Food skills programmes are widely used as a means to improve confidence in food preparation, the use of basic food skills and food selections amongst low income communities. However, the impact of such interventions are rarely evaluated as a result of a lack of validated assessment tools appropriate for use within this target group.Methods:
A two-page questionnaire utilising a closed-question format was designed based on key domains known to be influenced by cooking skills programmes. Content validity was assessed by a panel of public health experts and face validity by individuals, typical of those who may attend cooking skills classes. Internal and repeat reliability were assessed with groups of adults attending community-based classes. The feasibility of using the tool in community settings was also assessed.Results:
The draft questionnaire was amended as appropriate subsequent to content and face validity testing. Cronbach’s alpha for confidence and knowledge sections was 0.86 and 0.84, respectively, indicating good internal consistency. Spearman correlation coefficients for repeat reliability testing between time 1 and time 2 for each item were in the range 0.46–0.91 (all significant at P < 0.001), indicating that the questionnaire elicited stable responses for repeated use. Feasibility testing highlighted the need for detailed instructions for course tutors on how to distribute and check questionnaires for completion.Conclusions:

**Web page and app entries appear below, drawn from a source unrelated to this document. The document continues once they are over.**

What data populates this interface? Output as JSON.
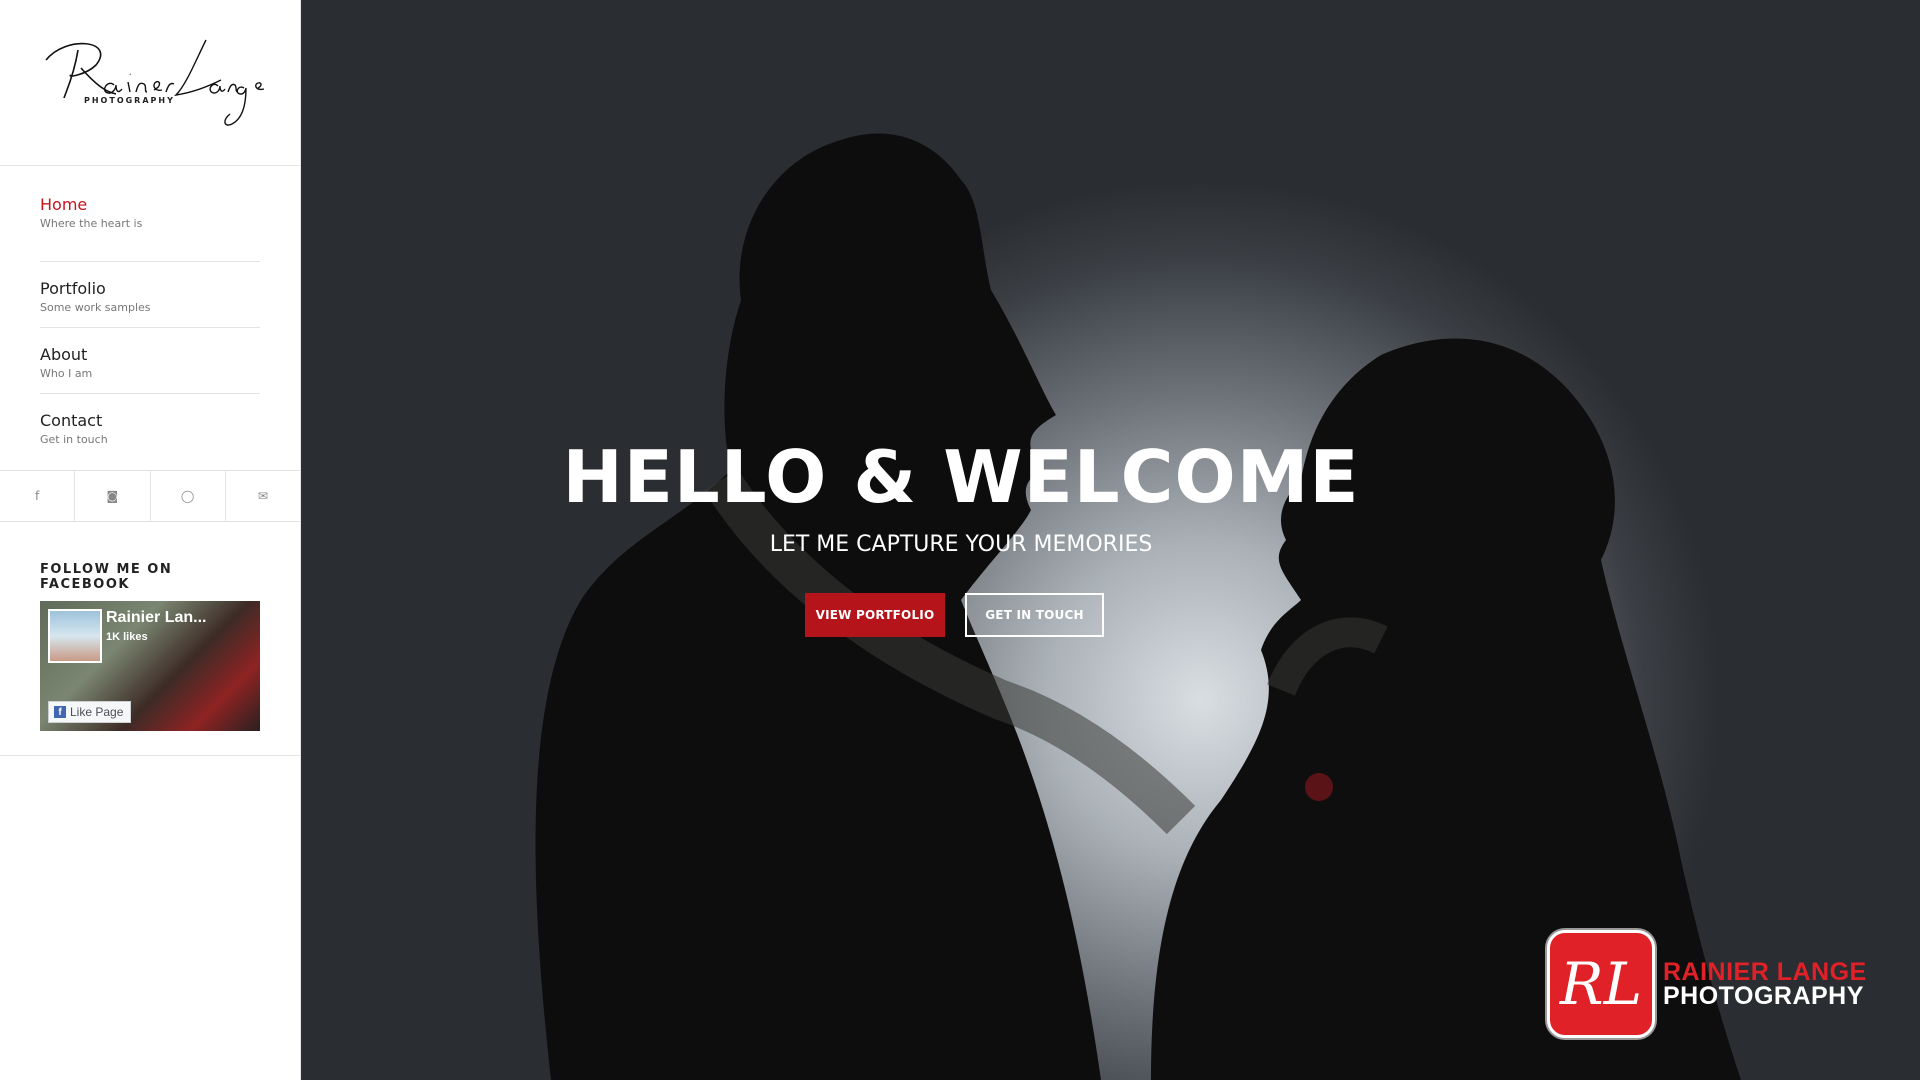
{
  "brand": {
    "logo_script": "Rainier Lange",
    "logo_sub": "PHOTOGRAPHY"
  },
  "nav": {
    "items": [
      {
        "title": "Home",
        "subtitle": "Where the heart is",
        "active": true
      },
      {
        "title": "Portfolio",
        "subtitle": "Some work samples",
        "active": false
      },
      {
        "title": "About",
        "subtitle": "Who I am",
        "active": false
      },
      {
        "title": "Contact",
        "subtitle": "Get in touch",
        "active": false
      }
    ]
  },
  "social": {
    "facebook": "f",
    "instagram": "◙",
    "whatsapp": "◯",
    "email": "✉"
  },
  "facebook_widget": {
    "heading": "FOLLOW ME ON FACEBOOK",
    "page_name": "Rainier Lan...",
    "likes": "1K likes",
    "like_button": "Like Page"
  },
  "hero": {
    "title": "HELLO & WELCOME",
    "subtitle": "LET ME CAPTURE YOUR MEMORIES",
    "primary_button": "VIEW PORTFOLIO",
    "secondary_button": "GET IN TOUCH"
  },
  "watermark": {
    "badge": "RL",
    "line1": "RAINIER LANGE",
    "line2": "PHOTOGRAPHY"
  },
  "colors": {
    "accent": "#c3161c",
    "button_red": "#b5141a",
    "watermark_red": "#e02127"
  }
}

This tool provides a standardised method of evaluating cooking skills interventions that could be utilised in the development and evaluation of multicentre cooking skills interventions.